In the early 80s, Val’s family and friends took annual rafting trips on Alaska’s wild rivers. They would be dropped off by sea plane on a remote river shore and then picked up downriver a week or so later. Val amazed her grandkids with tales of fish, bears, wrong turns, capsizes and water fights from these trips.
Val and Les were active at Central Lutheran Church of Anchorage and eagerly volunteered to open their home when the church sponsored a refugee family from Laos in 1979. The families forged a lifelong bond. Avon, Chan, Sue, Ann, Van and the rest of their family that followed them to Anchorage would always be family to Val.
In 1987, Val earned a master’s degree in Special Education and began a second career teaching special needs students at a head-start pre-school in Anchorage.
After Les died in 1995, Val taught for 10 more years in Anchorage but spent school breaks traveling between her daughters’ homes in Seattle and Livermore. For many summers, she loved visiting Holden Village Spiritual Retreat in Washington. She loved folk dancing at the Danebod Folk Camp in her hometown of Tyler, Minnesota. From the Mountains of Alaska to the Appalachian trail to Machu Picchu in Peru, Val took any opportunity to hike and camp.
In 2006, Val moved full-time to Livermore. She found a spiritual home at Asbury United Methodist Church and a new family of friends at Heritage Estates, where she lived for the rest of her life. She became a grandmother figure to many area families. One of her favorite places was Lakemont Pines in Arnold, where she helped raise grandchildren and delighted in the cedars and pines in summer and the firelight and deep snowfall in winter. There, she would lead her grandkids and friends on strenuous hikes to “Cougar Rock” and “Top of the World” until her late 70s.
Then, her bones started to weaken from undiagnosed multiple myeloma. Knee and back pain had entered her life, and her days of hiking and carefree walking were over.

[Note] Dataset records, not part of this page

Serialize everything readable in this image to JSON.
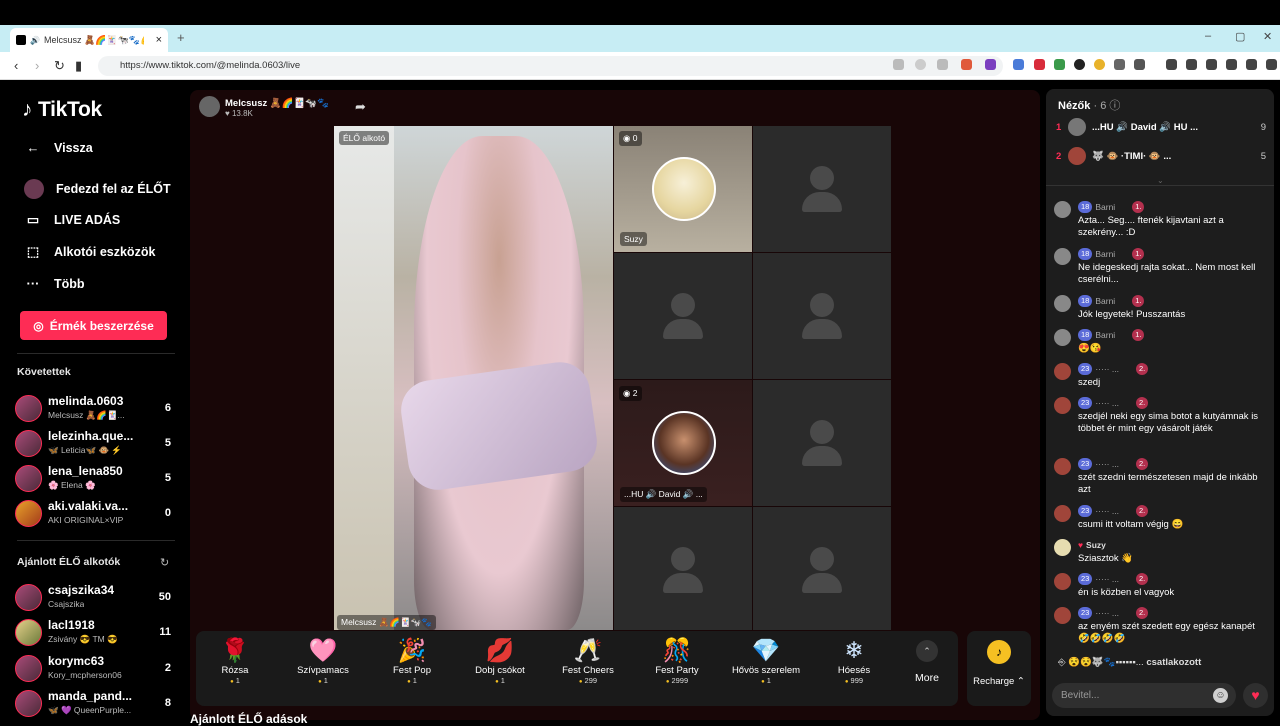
{
  "browser": {
    "tab_title": "Melcsusz 🧸🌈🃏🐄🐾💪",
    "url": "https://www.tiktok.com/@melinda.0603/live"
  },
  "sidebar": {
    "logo": "TikTok",
    "nav": [
      {
        "label": "Vissza",
        "icon": "arrow-left-icon"
      },
      {
        "label": "Fedezd fel az ÉLŐT",
        "icon": "live-explore-icon"
      },
      {
        "label": "LIVE ADÁS",
        "icon": "live-broadcast-icon"
      },
      {
        "label": "Alkotói eszközök",
        "icon": "creator-tools-icon"
      },
      {
        "label": "Több",
        "icon": "more-icon"
      }
    ],
    "coins_button": "Érmék beszerzése",
    "following_heading": "Követettek",
    "following": [
      {
        "name": "melinda.0603",
        "sub": "Melcsusz 🧸🌈🃏...",
        "count": "6"
      },
      {
        "name": "lelezinha.que...",
        "sub": "🦋 Leticia🦋 🐵 ⚡",
        "count": "5"
      },
      {
        "name": "lena_lena850",
        "sub": "🌸 Elena 🌸",
        "count": "5"
      },
      {
        "name": "aki.valaki.va...",
        "sub": "AKI ORIGINAL×VIP",
        "count": "0"
      }
    ],
    "recommended_heading": "Ajánlott ÉLŐ alkotók",
    "recommended": [
      {
        "name": "csajszika34",
        "sub": "Csajszika",
        "count": "50"
      },
      {
        "name": "lacl1918",
        "sub": "Zsivány 😎 TM 😎",
        "count": "11"
      },
      {
        "name": "korymc63",
        "sub": "Kory_mcpherson06",
        "count": "2"
      },
      {
        "name": "manda_pand...",
        "sub": "🦋 💜 QueenPurple...",
        "count": "8"
      }
    ]
  },
  "stream": {
    "host_name": "Melcsusz 🧸🌈🃏🐄🐾",
    "host_likes": "♥ 13.8K",
    "host_badge": "ÉLŐ alkotó",
    "host_caption": "Melcsusz 🧸🌈🃏🐄🐾",
    "guests": [
      {
        "name": "Suzy",
        "count": "0"
      },
      {
        "name": "...HU 🔊 David 🔊 ...",
        "count": "2"
      }
    ]
  },
  "gifts": [
    {
      "name": "Rózsa",
      "price": "1",
      "icon": "🌹"
    },
    {
      "name": "Szívpamacs",
      "price": "1",
      "icon": "🩷"
    },
    {
      "name": "Fest Pop",
      "price": "1",
      "icon": "🎉"
    },
    {
      "name": "Dobj csókot",
      "price": "1",
      "icon": "💋"
    },
    {
      "name": "Fest Cheers",
      "price": "299",
      "icon": "🥂"
    },
    {
      "name": "Fest Party",
      "price": "2999",
      "icon": "🎊"
    },
    {
      "name": "Hővös szerelem",
      "price": "1",
      "icon": "💎"
    },
    {
      "name": "Hóesés",
      "price": "999",
      "icon": "❄"
    }
  ],
  "gift_more": "More",
  "recharge": "Recharge ⌃",
  "recommended_lives_title": "Ajánlott ÉLŐ adások",
  "chat": {
    "viewers_title": "Nézők",
    "viewers_count": "· 6",
    "viewers": [
      {
        "rank": "1",
        "name": "...HU 🔊 David 🔊 HU ...",
        "score": "9"
      },
      {
        "rank": "2",
        "name": "🐺 🐵 ·TIMI· 🐵 ...",
        "score": "5"
      }
    ],
    "messages": [
      {
        "user": "Barni",
        "level": "18",
        "rank": "1.",
        "text": "Azta... Seg.... ftenék kijavtani azt a szekrény... :D"
      },
      {
        "user": "Barni",
        "level": "18",
        "rank": "1.",
        "text": "Ne idegeskedj rajta sokat... Nem most kell cserélni..."
      },
      {
        "user": "Barni",
        "level": "18",
        "rank": "1.",
        "text": "Jók legyetek! Pusszantás"
      },
      {
        "user": "Barni",
        "level": "18",
        "rank": "1.",
        "text": "😍😘"
      },
      {
        "user": "····· ...",
        "level": "23",
        "rank": "2.",
        "text": "szedj"
      },
      {
        "user": "····· ...",
        "level": "23",
        "rank": "2.",
        "text": "szedjél neki egy sima botot a kutyámnak is többet ér mint egy vásárolt játék"
      },
      {
        "user": "····· ...",
        "level": "23",
        "rank": "2.",
        "text": "szét szedni természetesen majd de inkább azt"
      },
      {
        "user": "····· ...",
        "level": "23",
        "rank": "2.",
        "text": "csumi itt voltam végig 😄"
      },
      {
        "user": "Suzy",
        "level": "",
        "rank": "",
        "text": "Sziasztok 👋"
      },
      {
        "user": "····· ...",
        "level": "23",
        "rank": "2.",
        "text": "én is közben el vagyok"
      },
      {
        "user": "····· ...",
        "level": "23",
        "rank": "2.",
        "text": "az enyém szét szedett egy egész kanapét🤣🤣🤣🤣"
      }
    ],
    "joined_user": "😵😵🐺🐾▪▪▪▪▪▪...",
    "joined_text": "csatlakozott",
    "input_placeholder": "Bevitel..."
  },
  "colors": {
    "accent": "#fe2c55",
    "stream_bg": "#180607",
    "chat_bg": "#1d1d1d",
    "coin": "#f5c022"
  }
}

This did not keep her from marching. As her wilderness adventures slowed, her community activism soared. From ushering at the Bankhead Theatre, volunteering at Open Heart Kitchen, promoting LGBT inclusiveness at the United Methodist church and rallying celebrations of diversity and condemnations of injustice, she took the wisdom of her broad life experiences and turned them toward leaving a better world for all.
Valborg (Val) Pace died peacefully at home of complications from multiple myeloma on Sept. 10, 2022. She is survived by her daughters, Kim (Mike) Snorsky and Kirsten (Eric Cummings) Pace; seven grandchildren: Laura (Colby) Snorsky , Jake (Mollie) Snorsky , Derek Snorsky, Molly Snorsky, Christine Cummings, Edison Cummings and Atticus Cummings; and three great-grandchildren: Tucker Snorsky, Mack Snorsky and Mick Snorsky.
In lieu of flowers, please consider donating to one of the many organizations or causes that Val supported, such as Holden Village https://www.holdenvillage.org or Open Heart Kitchen https://www.openheartkitchen.org.
A memorial service will be held at Asbury United Methodist Church in Livermore, California on Oct. 7, 2022 at 4:30 p.m.